THESE CALLS WOULD BE AT DIFFERENT HOURS AND DIFFERENT DAYS. TRY TO USE THE EQUIPMENT (CALLED SCRAMBLER OR SOMETHING SIMILAR) TO CHANGE THE VOICE. PHONE BOOTHS SHOULD BE SELECTED THAT ALLOW A QUICK EXIT OUT OF THE AREA. KEEP IN MIND THAT THE MEASURES IS AGAINST A CIA AGENT AND HE COULD HAVE CALLER ID TO FIND OUT THE TELEPHONE NUMBER THAT IS CALLING AND THE ADDRESS WHERE IT IS LOCATED. ON THE OTHER HAND, KEEP IN MIND THE REST OF THE SECURITY MEASURES THAT SHOULD BE TAKEN IN THE BOOTH, SUCH AS FINGERPRINTS, HAIR, ODORS, SALIVA, DRESS, THAT THERE BE NO PERMANENT PERSONNEL IN THE AREA TO RECOGNIZE THE CALLER. DO NOT LEAVE THE CAR WHERE IT CAN BE OBSERVED, THE DURATION OF THE CALL. DO NOT RESPOND TO ANY QUESTIONS ASKED.

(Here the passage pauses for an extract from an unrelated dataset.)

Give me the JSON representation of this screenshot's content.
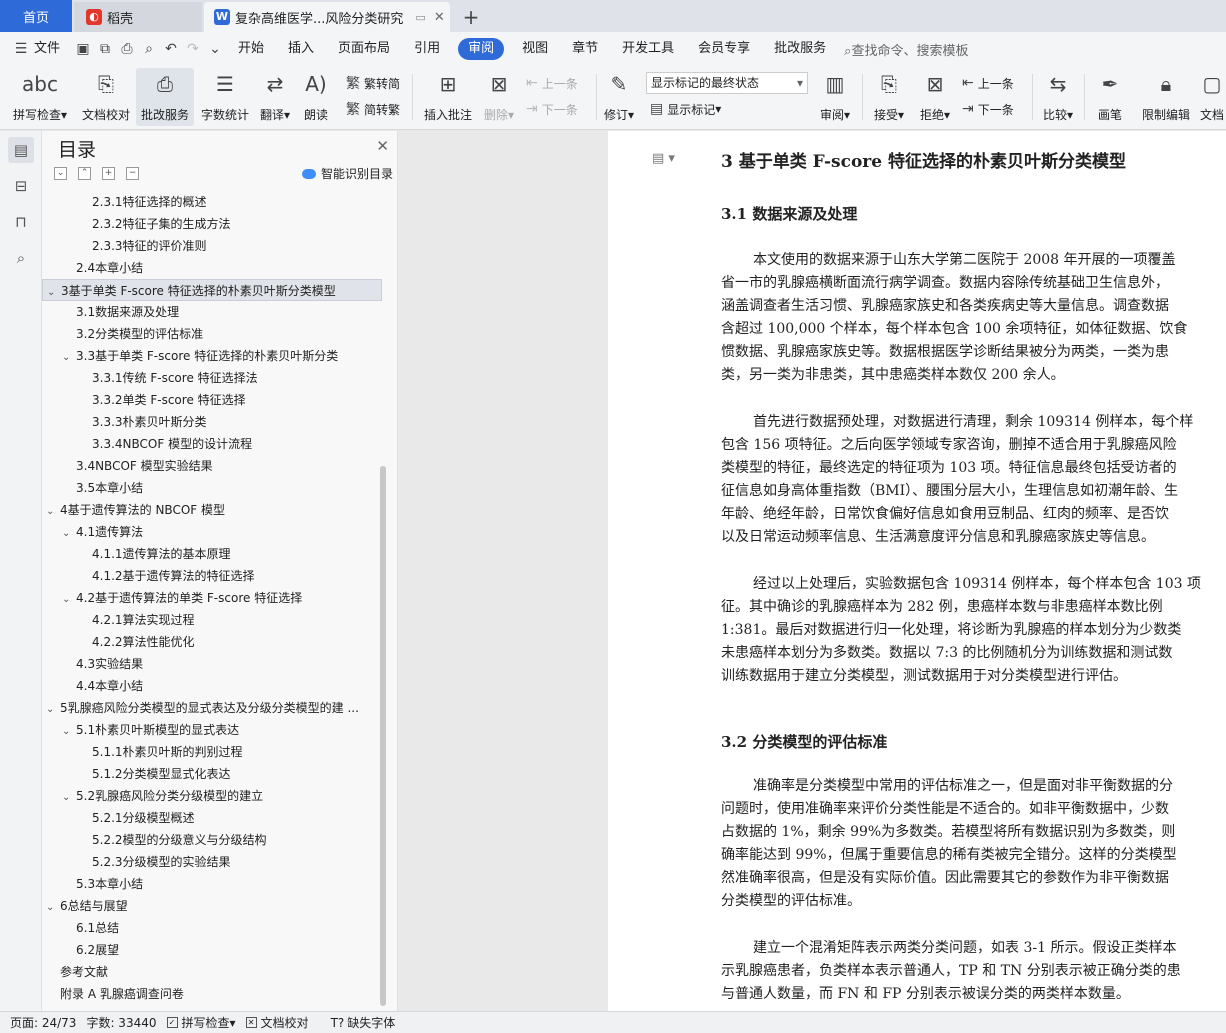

3.-) PREPARE AN ALLEGED BOOK-BOMB (BOOK, CABLE, BATTERIES, PLASTIQUE, ETC., AND SEND IT VIA EXPRESS MAIL. KEEP IN MIND TO WRAP THE BOOK IN A PROTECTIVE PAPER, WHICH IF THE ENVELOPE IS PASSED THROUGH THE X-RAY MACHINES, IMPEDES THE DETECTION OF WHAT IS INSIDE, AND THEREFORE IT WILL NOT BE ROUTED THROUGH THE MAIL.

KEEP IN MIND TO OBTAIN THE ENVELOPE, AS WELL AS THE POSTAGE, MANY DAYS IN ADVANCE AND SELECT A BUSY PLACE. USE A SPECIFIC CAMOUFLAGE.

STUDY THE MAILBOX WHERE THE PACKAGE WILL BE DEPOSITED, AS WELL AS THE TIME IT WILL BE DEPOSITED. ANALYZE HOW YOU WILL GET OUT OF THE AREA.

DURING THE ENTIRE PROCESS KEEP THE SECURITY MEASURES IN MIND, SUCH AS THE ONES MENTIONED BEFORE, GIVING SPECIAL ATTENTION TO FINGER PRINTS DURING THE ENTIRE PROCESS.

EVALUATE THE POSSIBILITY OF USING MANOLO TO MAKE THE CALL, THE TOPOS TO DEPOSIT THE ENVELOPE AND A-4 TO PREPARE THE BOOK-BOMB.

————–

FEBRUARY 1, 1994

CONTACT AGENDA WITH 0-4 “ESELIN”

Reviewed by: LS Salomon

Declassified by: KMDJr

MM-#10517

9/24/00 2-6